**Task item**
Only lines containing the string "上下联动" belong in the answer; copy all of them from the entries.

**Information**
────────
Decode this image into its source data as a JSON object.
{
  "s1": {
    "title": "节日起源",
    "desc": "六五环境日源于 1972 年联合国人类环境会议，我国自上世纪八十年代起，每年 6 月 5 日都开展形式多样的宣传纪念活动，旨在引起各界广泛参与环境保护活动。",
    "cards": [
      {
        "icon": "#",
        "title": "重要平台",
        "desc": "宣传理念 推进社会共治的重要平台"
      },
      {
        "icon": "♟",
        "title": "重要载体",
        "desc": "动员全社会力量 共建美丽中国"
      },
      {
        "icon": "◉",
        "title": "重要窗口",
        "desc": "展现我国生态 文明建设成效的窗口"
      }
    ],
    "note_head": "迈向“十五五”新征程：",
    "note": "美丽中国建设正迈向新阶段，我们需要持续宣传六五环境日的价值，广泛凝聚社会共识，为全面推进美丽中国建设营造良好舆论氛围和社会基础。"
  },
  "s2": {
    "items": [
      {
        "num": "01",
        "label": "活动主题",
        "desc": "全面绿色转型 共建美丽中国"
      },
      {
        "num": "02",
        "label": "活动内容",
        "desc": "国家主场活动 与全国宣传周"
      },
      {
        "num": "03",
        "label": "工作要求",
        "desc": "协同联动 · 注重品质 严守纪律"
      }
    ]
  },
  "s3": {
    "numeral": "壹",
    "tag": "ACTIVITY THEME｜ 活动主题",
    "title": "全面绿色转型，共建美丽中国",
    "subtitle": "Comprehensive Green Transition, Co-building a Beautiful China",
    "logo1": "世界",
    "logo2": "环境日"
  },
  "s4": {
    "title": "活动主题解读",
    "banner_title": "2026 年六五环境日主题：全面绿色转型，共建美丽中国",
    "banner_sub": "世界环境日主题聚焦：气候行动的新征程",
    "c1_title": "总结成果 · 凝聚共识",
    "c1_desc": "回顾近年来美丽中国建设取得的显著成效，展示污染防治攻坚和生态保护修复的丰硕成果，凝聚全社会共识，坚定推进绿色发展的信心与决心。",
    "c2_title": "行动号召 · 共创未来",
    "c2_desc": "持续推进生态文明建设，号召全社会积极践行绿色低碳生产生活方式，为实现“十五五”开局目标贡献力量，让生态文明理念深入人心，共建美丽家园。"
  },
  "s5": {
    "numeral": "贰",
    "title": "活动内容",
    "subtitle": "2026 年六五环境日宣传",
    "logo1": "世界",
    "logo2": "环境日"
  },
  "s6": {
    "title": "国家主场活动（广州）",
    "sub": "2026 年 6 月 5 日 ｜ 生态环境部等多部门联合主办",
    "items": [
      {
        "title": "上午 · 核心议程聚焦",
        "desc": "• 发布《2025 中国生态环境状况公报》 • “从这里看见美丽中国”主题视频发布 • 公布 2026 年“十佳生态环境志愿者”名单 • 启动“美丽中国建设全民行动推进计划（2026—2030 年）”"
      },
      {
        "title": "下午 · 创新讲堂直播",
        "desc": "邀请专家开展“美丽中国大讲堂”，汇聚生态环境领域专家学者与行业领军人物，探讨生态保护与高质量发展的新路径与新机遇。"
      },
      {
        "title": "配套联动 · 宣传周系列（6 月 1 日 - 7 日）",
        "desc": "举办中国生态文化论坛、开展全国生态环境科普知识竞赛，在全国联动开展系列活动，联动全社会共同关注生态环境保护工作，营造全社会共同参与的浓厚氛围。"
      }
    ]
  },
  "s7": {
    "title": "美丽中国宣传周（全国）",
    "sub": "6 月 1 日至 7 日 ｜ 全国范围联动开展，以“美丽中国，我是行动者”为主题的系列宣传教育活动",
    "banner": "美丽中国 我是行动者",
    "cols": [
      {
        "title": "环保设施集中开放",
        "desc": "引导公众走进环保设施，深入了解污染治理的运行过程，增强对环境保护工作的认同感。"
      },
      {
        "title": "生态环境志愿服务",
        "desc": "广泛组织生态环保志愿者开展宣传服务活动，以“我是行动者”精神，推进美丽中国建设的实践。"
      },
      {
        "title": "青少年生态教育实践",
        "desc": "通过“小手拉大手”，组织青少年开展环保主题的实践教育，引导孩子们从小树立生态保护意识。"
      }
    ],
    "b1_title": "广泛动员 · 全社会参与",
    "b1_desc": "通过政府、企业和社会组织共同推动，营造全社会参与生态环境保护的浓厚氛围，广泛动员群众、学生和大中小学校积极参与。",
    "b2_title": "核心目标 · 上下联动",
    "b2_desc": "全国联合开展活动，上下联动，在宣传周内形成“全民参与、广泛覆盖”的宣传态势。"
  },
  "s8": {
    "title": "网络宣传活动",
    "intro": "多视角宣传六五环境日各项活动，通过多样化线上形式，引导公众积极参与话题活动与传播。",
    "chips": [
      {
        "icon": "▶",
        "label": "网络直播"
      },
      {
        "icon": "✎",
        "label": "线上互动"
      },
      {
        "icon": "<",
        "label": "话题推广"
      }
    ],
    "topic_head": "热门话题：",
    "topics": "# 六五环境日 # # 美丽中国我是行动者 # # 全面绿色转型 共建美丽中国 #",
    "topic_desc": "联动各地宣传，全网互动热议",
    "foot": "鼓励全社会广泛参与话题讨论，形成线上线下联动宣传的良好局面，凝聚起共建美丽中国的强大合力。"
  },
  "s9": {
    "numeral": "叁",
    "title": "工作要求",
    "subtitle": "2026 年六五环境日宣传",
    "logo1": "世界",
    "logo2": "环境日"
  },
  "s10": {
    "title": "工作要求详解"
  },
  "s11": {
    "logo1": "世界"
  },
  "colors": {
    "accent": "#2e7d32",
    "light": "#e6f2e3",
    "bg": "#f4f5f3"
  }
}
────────
**Response to this exercise**
    "b2_title": "核心目标 · 上下联动",
    "b2_desc": "全国联合开展活动，上下联动，在宣传周内形成“全民参与、广泛覆盖”的宣传态势。"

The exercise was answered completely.